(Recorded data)

________________

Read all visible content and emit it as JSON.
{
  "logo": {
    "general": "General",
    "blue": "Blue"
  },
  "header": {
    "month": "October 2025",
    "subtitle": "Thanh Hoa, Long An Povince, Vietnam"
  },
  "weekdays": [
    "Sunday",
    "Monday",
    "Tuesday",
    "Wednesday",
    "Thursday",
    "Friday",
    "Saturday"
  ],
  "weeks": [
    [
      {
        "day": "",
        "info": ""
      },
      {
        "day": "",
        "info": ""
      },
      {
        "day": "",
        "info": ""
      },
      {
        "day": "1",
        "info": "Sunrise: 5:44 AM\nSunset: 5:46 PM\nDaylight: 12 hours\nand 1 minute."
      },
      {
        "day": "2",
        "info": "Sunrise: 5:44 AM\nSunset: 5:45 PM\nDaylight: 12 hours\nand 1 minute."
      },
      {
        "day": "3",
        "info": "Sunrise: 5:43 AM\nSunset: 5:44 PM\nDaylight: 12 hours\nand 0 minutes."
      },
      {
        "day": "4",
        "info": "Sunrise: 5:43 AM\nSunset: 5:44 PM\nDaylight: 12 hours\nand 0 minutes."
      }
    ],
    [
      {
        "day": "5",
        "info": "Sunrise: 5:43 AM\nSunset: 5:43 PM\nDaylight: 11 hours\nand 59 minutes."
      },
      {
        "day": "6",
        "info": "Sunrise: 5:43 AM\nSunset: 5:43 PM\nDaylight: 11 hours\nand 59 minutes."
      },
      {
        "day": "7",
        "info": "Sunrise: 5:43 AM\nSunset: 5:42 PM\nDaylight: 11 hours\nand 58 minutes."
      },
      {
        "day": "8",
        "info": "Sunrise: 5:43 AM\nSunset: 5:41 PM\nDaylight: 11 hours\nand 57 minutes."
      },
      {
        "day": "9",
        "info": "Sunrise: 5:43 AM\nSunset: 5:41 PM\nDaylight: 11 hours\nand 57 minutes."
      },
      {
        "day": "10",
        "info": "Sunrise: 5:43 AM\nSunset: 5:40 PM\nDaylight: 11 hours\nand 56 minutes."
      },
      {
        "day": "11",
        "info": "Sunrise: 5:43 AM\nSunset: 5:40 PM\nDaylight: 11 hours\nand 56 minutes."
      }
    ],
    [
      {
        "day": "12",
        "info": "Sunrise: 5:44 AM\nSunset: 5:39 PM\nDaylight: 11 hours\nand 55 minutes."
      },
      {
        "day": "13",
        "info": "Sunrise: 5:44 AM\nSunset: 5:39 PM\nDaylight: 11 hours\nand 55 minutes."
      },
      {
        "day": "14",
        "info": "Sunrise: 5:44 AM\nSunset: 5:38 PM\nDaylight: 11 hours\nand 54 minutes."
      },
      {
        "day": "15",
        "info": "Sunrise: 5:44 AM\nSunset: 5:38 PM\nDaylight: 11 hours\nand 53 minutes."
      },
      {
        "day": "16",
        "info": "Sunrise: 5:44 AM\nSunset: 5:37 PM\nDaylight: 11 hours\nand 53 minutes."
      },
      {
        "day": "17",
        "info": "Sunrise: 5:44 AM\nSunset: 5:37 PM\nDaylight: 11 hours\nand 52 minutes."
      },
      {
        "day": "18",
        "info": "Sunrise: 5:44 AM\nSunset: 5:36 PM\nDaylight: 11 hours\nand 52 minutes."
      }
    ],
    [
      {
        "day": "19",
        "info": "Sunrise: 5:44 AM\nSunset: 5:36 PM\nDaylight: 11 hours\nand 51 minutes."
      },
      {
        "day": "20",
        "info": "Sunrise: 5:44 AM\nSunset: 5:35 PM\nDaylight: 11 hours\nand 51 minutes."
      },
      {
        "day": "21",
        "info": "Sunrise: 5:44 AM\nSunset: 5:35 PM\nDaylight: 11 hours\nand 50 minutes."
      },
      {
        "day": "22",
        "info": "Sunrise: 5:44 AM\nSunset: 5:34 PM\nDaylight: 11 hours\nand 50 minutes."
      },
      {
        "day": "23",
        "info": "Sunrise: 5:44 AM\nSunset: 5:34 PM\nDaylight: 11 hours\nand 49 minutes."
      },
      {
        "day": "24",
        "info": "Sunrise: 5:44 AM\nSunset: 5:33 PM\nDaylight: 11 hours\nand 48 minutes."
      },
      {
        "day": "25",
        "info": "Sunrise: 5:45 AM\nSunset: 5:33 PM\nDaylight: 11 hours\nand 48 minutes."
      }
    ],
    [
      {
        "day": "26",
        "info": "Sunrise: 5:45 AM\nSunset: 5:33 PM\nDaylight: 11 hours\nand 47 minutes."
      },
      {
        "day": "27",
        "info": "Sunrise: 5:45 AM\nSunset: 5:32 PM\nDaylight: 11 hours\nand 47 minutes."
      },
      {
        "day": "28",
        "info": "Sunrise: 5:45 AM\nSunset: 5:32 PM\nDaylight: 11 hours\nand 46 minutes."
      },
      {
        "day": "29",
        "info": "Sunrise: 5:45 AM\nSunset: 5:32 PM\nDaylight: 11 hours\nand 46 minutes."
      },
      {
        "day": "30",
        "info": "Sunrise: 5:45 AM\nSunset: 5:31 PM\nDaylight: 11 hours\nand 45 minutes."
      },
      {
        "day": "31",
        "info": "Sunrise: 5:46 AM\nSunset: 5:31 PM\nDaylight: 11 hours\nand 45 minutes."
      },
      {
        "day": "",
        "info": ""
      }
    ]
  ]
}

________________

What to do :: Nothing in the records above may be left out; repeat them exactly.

Answer space ::
Read all visible content and emit it as JSON.
{
  "logo": {
    "general": "General",
    "blue": "Blue"
  },
  "header": {
    "month": "October 2025",
    "subtitle": "Thanh Hoa, Long An Povince, Vietnam"
  },
  "weekdays": [
    "Sunday",
    "Monday",
    "Tuesday",
    "Wednesday",
    "Thursday",
    "Friday",
    "Saturday"
  ],
  "weeks": [
    [
      {
        "day": "",
        "info": ""
      },
      {
        "day": "",
        "info": ""
      },
      {
        "day": "",
        "info": ""
      },
      {
        "day": "1",
        "info": "Sunrise: 5:44 AM\nSunset: 5:46 PM\nDaylight: 12 hours\nand 1 minute."
      },
      {
        "day": "2",
        "info": "Sunrise: 5:44 AM\nSunset: 5:45 PM\nDaylight: 12 hours\nand 1 minute."
      },
      {
        "day": "3",
        "info": "Sunrise: 5:43 AM\nSunset: 5:44 PM\nDaylight: 12 hours\nand 0 minutes."
      },
      {
        "day": "4",
        "info": "Sunrise: 5:43 AM\nSunset: 5:44 PM\nDaylight: 12 hours\nand 0 minutes."
      }
    ],
    [
      {
        "day": "5",
        "info": "Sunrise: 5:43 AM\nSunset: 5:43 PM\nDaylight: 11 hours\nand 59 minutes."
      },
      {
        "day": "6",
        "info": "Sunrise: 5:43 AM\nSunset: 5:43 PM\nDaylight: 11 hours\nand 59 minutes."
      },
      {
        "day": "7",
        "info": "Sunrise: 5:43 AM\nSunset: 5:42 PM\nDaylight: 11 hours\nand 58 minutes."
      },
      {
        "day": "8",
        "info": "Sunrise: 5:43 AM\nSunset: 5:41 PM\nDaylight: 11 hours\nand 57 minutes."
      },
      {
        "day": "9",
        "info": "Sunrise: 5:43 AM\nSunset: 5:41 PM\nDaylight: 11 hours\nand 57 minutes."
      },
      {
        "day": "10",
        "info": "Sunrise: 5:43 AM\nSunset: 5:40 PM\nDaylight: 11 hours\nand 56 minutes."
      },
      {
        "day": "11",
        "info": "Sunrise: 5:43 AM\nSunset: 5:40 PM\nDaylight: 11 hours\nand 56 minutes."
      }
    ],
    [
      {
        "day": "12",
        "info": "Sunrise: 5:44 AM\nSunset: 5:39 PM\nDaylight: 11 hours\nand 55 minutes."
      },
      {
        "day": "13",
        "info": "Sunrise: 5:44 AM\nSunset: 5:39 PM\nDaylight: 11 hours\nand 55 minutes."
      },
      {
        "day": "14",
        "info": "Sunrise: 5:44 AM\nSunset: 5:38 PM\nDaylight: 11 hours\nand 54 minutes."
      },
      {
        "day": "15",
        "info": "Sunrise: 5:44 AM\nSunset: 5:38 PM\nDaylight: 11 hours\nand 53 minutes."
      },
      {
        "day": "16",
        "info": "Sunrise: 5:44 AM\nSunset: 5:37 PM\nDaylight: 11 hours\nand 53 minutes."
      },
      {
        "day": "17",
        "info": "Sunrise: 5:44 AM\nSunset: 5:37 PM\nDaylight: 11 hours\nand 52 minutes."
      },
      {
        "day": "18",
        "info": "Sunrise: 5:44 AM\nSunset: 5:36 PM\nDaylight: 11 hours\nand 52 minutes."
      }
    ],
    [
      {
        "day": "19",
        "info": "Sunrise: 5:44 AM\nSunset: 5:36 PM\nDaylight: 11 hours\nand 51 minutes."
      },
      {
        "day": "20",
        "info": "Sunrise: 5:44 AM\nSunset: 5:35 PM\nDaylight: 11 hours\nand 51 minutes."
      },
      {
        "day": "21",
        "info": "Sunrise: 5:44 AM\nSunset: 5:35 PM\nDaylight: 11 hours\nand 50 minutes."
      },
      {
        "day": "22",
        "info": "Sunrise: 5:44 AM\nSunset: 5:34 PM\nDaylight: 11 hours\nand 50 minutes."
      },
      {
        "day": "23",
        "info": "Sunrise: 5:44 AM\nSunset: 5:34 PM\nDaylight: 11 hours\nand 49 minutes."
      },
      {
        "day": "24",
        "info": "Sunrise: 5:44 AM\nSunset: 5:33 PM\nDaylight: 11 hours\nand 48 minutes."
      },
      {
        "day": "25",
        "info": "Sunrise: 5:45 AM\nSunset: 5:33 PM\nDaylight: 11 hours\nand 48 minutes."
      }
    ],
    [
      {
        "day": "26",
        "info": "Sunrise: 5:45 AM\nSunset: 5:33 PM\nDaylight: 11 hours\nand 47 minutes."
      },
      {
        "day": "27",
        "info": "Sunrise: 5:45 AM\nSunset: 5:32 PM\nDaylight: 11 hours\nand 47 minutes."
      },
      {
        "day": "28",
        "info": "Sunrise: 5:45 AM\nSunset: 5:32 PM\nDaylight: 11 hours\nand 46 minutes."
      },
      {
        "day": "29",
        "info": "Sunrise: 5:45 AM\nSunset: 5:32 PM\nDaylight: 11 hours\nand 46 minutes."
      },
      {
        "day": "30",
        "info": "Sunrise: 5:45 AM\nSunset: 5:31 PM\nDaylight: 11 hours\nand 45 minutes."
      },
      {
        "day": "31",
        "info": "Sunrise: 5:46 AM\nSunset: 5:31 PM\nDaylight: 11 hours\nand 45 minutes."
      },
      {
        "day": "",
        "info": ""
      }
    ]
  ]
}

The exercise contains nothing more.